▶
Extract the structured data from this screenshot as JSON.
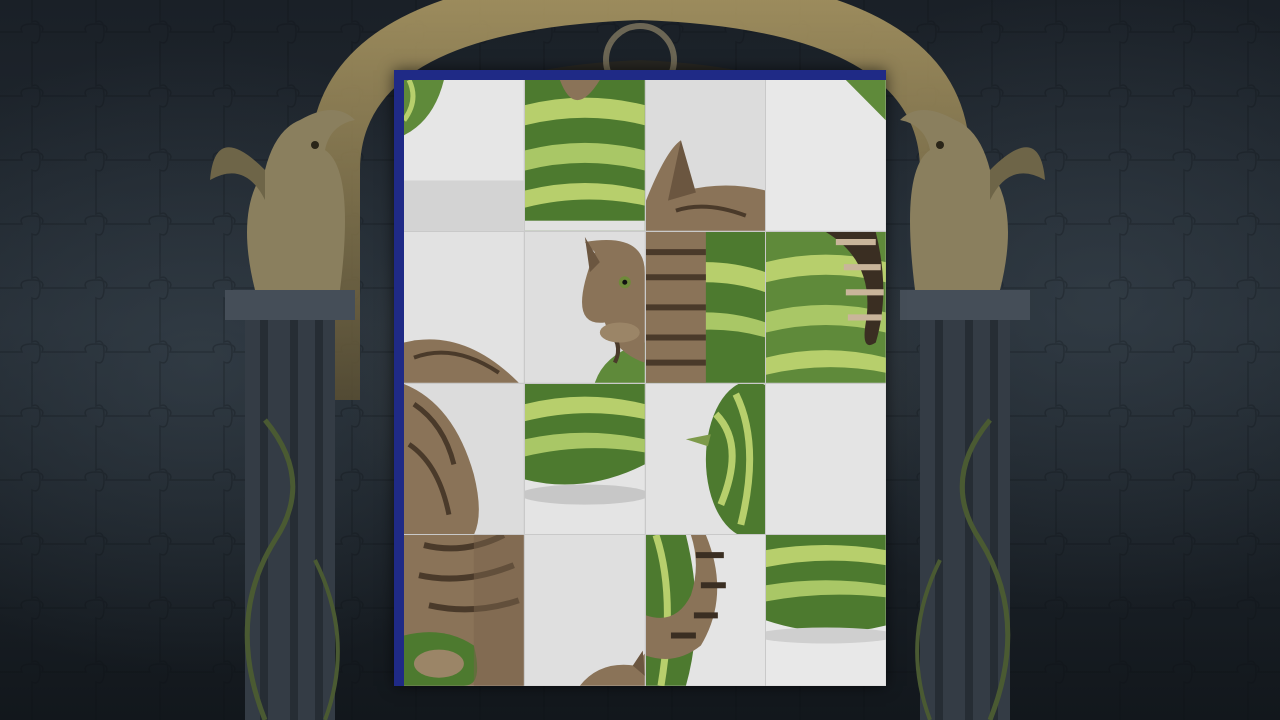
{
  "game": {
    "title": "",
    "image_subject": "tabby cat lying on a watermelon",
    "grid": {
      "rows": 4,
      "cols": 4
    },
    "frame_color": "#1f2a86",
    "tiles": [
      {
        "id": 1,
        "name": "melon-edge-top-left"
      },
      {
        "id": 2,
        "name": "cat-paw-on-melon-top"
      },
      {
        "id": 3,
        "name": "cat-ear-top"
      },
      {
        "id": 4,
        "name": "plain-background"
      },
      {
        "id": 5,
        "name": "plain-background-left"
      },
      {
        "id": 6,
        "name": "cat-face"
      },
      {
        "id": 7,
        "name": "cat-tail-on-melon"
      },
      {
        "id": 8,
        "name": "cat-back-fur"
      },
      {
        "id": 9,
        "name": "cat-body-side"
      },
      {
        "id": 10,
        "name": "melon-bottom"
      },
      {
        "id": 11,
        "name": "melon-stem"
      },
      {
        "id": 12,
        "name": "plain-background-right"
      },
      {
        "id": 13,
        "name": "cat-leg-on-melon"
      },
      {
        "id": 14,
        "name": "cat-ear-bottom"
      },
      {
        "id": 15,
        "name": "cat-tail-curl"
      },
      {
        "id": 16,
        "name": "melon-corner-bottom-right"
      }
    ]
  },
  "colors": {
    "background_dark": "#1c232b",
    "stone": "#3b434c",
    "gargoyle": "#8a7f5e",
    "melon_dark": "#3f6b2a",
    "melon_light": "#b7cf6c",
    "cat_fur": "#8a7358",
    "studio_bg": "#e4e4e4"
  }
}
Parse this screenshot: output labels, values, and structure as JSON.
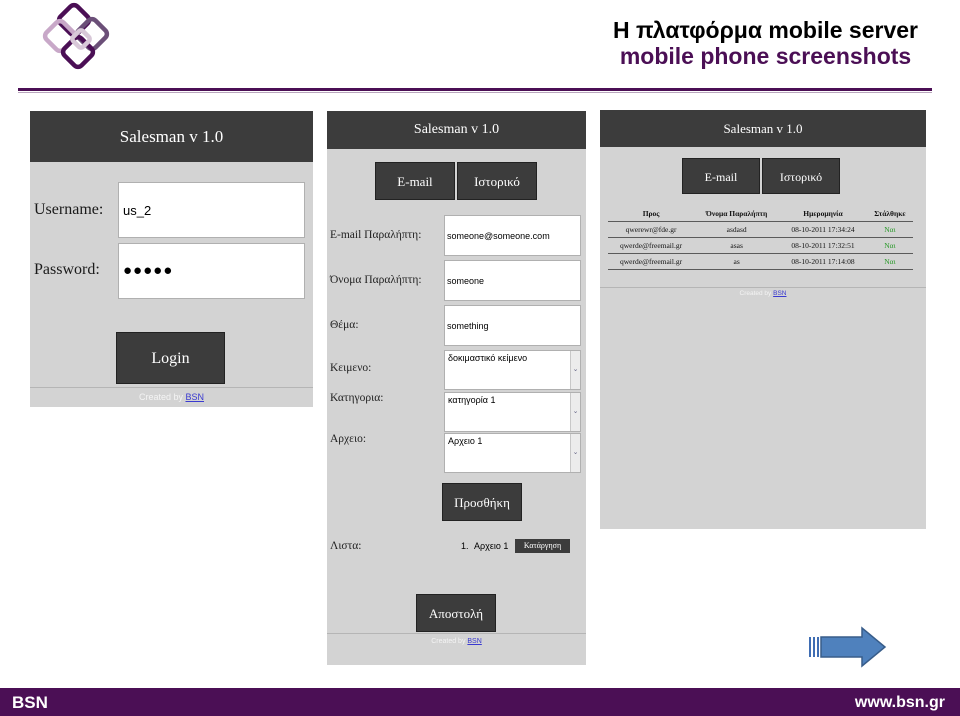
{
  "slide": {
    "title_line1": "Η πλατφόρμα mobile server",
    "title_line2": "mobile phone screenshots",
    "footer_left": "BSN",
    "footer_right": "www.bsn.gr",
    "colors": {
      "brand": "#4b0f55",
      "app_dark": "#3c3c3c",
      "screen_bg": "#d3d3d3"
    },
    "icons": {
      "logo": "bsn-logo-icon",
      "next": "next-arrow-icon"
    }
  },
  "login_screen": {
    "header": "Salesman v 1.0",
    "username_label": "Username:",
    "username_value": "us_2",
    "password_label": "Password:",
    "password_value": "●●●●●",
    "login_button": "Login",
    "footer_text": "Created by ",
    "footer_link": "BSN"
  },
  "email_screen": {
    "header": "Salesman v 1.0",
    "tab_email": "E-mail",
    "tab_history": "Ιστορικό",
    "recipient_email_label": "E-mail Παραλήπτη:",
    "recipient_email_value": "someone@someone.com",
    "recipient_name_label": "Όνομα Παραλήπτη:",
    "recipient_name_value": "someone",
    "subject_label": "Θέμα:",
    "subject_value": "something",
    "text_label": "Κειμενο:",
    "text_value": "δοκιμαστικό κείμενο",
    "category_label": "Κατηγορια:",
    "category_value": "κατηγορία 1",
    "file_label": "Αρχειο:",
    "file_value": "Αρχειο 1",
    "add_button": "Προσθήκη",
    "list_label": "Λιστα:",
    "list_item_number": "1.",
    "list_item": "Αρχειο 1",
    "remove_button": "Κατάργηση",
    "send_button": "Αποστολή",
    "footer_text": "Created by ",
    "footer_link": "BSN"
  },
  "history_screen": {
    "header": "Salesman v 1.0",
    "tab_email": "E-mail",
    "tab_history": "Ιστορικό",
    "columns": [
      "Προς",
      "Όνομα Παραλήπτη",
      "Ημερομηνία",
      "Στάλθηκε"
    ],
    "rows": [
      [
        "qwerewr@fde.gr",
        "asdasd",
        "08-10-2011 17:34:24",
        "Ναι"
      ],
      [
        "qwerde@freemail.gr",
        "asas",
        "08-10-2011 17:32:51",
        "Ναι"
      ],
      [
        "qwerde@freemail.gr",
        "as",
        "08-10-2011 17:14:08",
        "Ναι"
      ]
    ],
    "footer_text": "Created by ",
    "footer_link": "BSN"
  }
}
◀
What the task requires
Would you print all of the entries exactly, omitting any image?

Response to this task
Extract the structured data from this screenshot as JSON.
{
  "game": {
    "title": "",
    "image_subject": "tabby cat lying on a watermelon",
    "grid": {
      "rows": 4,
      "cols": 4
    },
    "frame_color": "#1f2a86",
    "tiles": [
      {
        "id": 1,
        "name": "melon-edge-top-left"
      },
      {
        "id": 2,
        "name": "cat-paw-on-melon-top"
      },
      {
        "id": 3,
        "name": "cat-ear-top"
      },
      {
        "id": 4,
        "name": "plain-background"
      },
      {
        "id": 5,
        "name": "plain-background-left"
      },
      {
        "id": 6,
        "name": "cat-face"
      },
      {
        "id": 7,
        "name": "cat-tail-on-melon"
      },
      {
        "id": 8,
        "name": "cat-back-fur"
      },
      {
        "id": 9,
        "name": "cat-body-side"
      },
      {
        "id": 10,
        "name": "melon-bottom"
      },
      {
        "id": 11,
        "name": "melon-stem"
      },
      {
        "id": 12,
        "name": "plain-background-right"
      },
      {
        "id": 13,
        "name": "cat-leg-on-melon"
      },
      {
        "id": 14,
        "name": "cat-ear-bottom"
      },
      {
        "id": 15,
        "name": "cat-tail-curl"
      },
      {
        "id": 16,
        "name": "melon-corner-bottom-right"
      }
    ]
  },
  "colors": {
    "background_dark": "#1c232b",
    "stone": "#3b434c",
    "gargoyle": "#8a7f5e",
    "melon_dark": "#3f6b2a",
    "melon_light": "#b7cf6c",
    "cat_fur": "#8a7358",
    "studio_bg": "#e4e4e4"
  }
}
Parse this screenshot: output labels, values, and structure as JSON.
{
  "slide": {
    "title_line1": "Η πλατφόρμα mobile server",
    "title_line2": "mobile phone screenshots",
    "footer_left": "BSN",
    "footer_right": "www.bsn.gr",
    "colors": {
      "brand": "#4b0f55",
      "app_dark": "#3c3c3c",
      "screen_bg": "#d3d3d3"
    },
    "icons": {
      "logo": "bsn-logo-icon",
      "next": "next-arrow-icon"
    }
  },
  "login_screen": {
    "header": "Salesman v 1.0",
    "username_label": "Username:",
    "username_value": "us_2",
    "password_label": "Password:",
    "password_value": "●●●●●",
    "login_button": "Login",
    "footer_text": "Created by ",
    "footer_link": "BSN"
  },
  "email_screen": {
    "header": "Salesman v 1.0",
    "tab_email": "E-mail",
    "tab_history": "Ιστορικό",
    "recipient_email_label": "E-mail Παραλήπτη:",
    "recipient_email_value": "someone@someone.com",
    "recipient_name_label": "Όνομα Παραλήπτη:",
    "recipient_name_value": "someone",
    "subject_label": "Θέμα:",
    "subject_value": "something",
    "text_label": "Κειμενο:",
    "text_value": "δοκιμαστικό κείμενο",
    "category_label": "Κατηγορια:",
    "category_value": "κατηγορία 1",
    "file_label": "Αρχειο:",
    "file_value": "Αρχειο 1",
    "add_button": "Προσθήκη",
    "list_label": "Λιστα:",
    "list_item_number": "1.",
    "list_item": "Αρχειο 1",
    "remove_button": "Κατάργηση",
    "send_button": "Αποστολή",
    "footer_text": "Created by ",
    "footer_link": "BSN"
  },
  "history_screen": {
    "header": "Salesman v 1.0",
    "tab_email": "E-mail",
    "tab_history": "Ιστορικό",
    "columns": [
      "Προς",
      "Όνομα Παραλήπτη",
      "Ημερομηνία",
      "Στάλθηκε"
    ],
    "rows": [
      [
        "qwerewr@fde.gr",
        "asdasd",
        "08-10-2011 17:34:24",
        "Ναι"
      ],
      [
        "qwerde@freemail.gr",
        "asas",
        "08-10-2011 17:32:51",
        "Ναι"
      ],
      [
        "qwerde@freemail.gr",
        "as",
        "08-10-2011 17:14:08",
        "Ναι"
      ]
    ],
    "footer_text": "Created by ",
    "footer_link": "BSN"
  }
}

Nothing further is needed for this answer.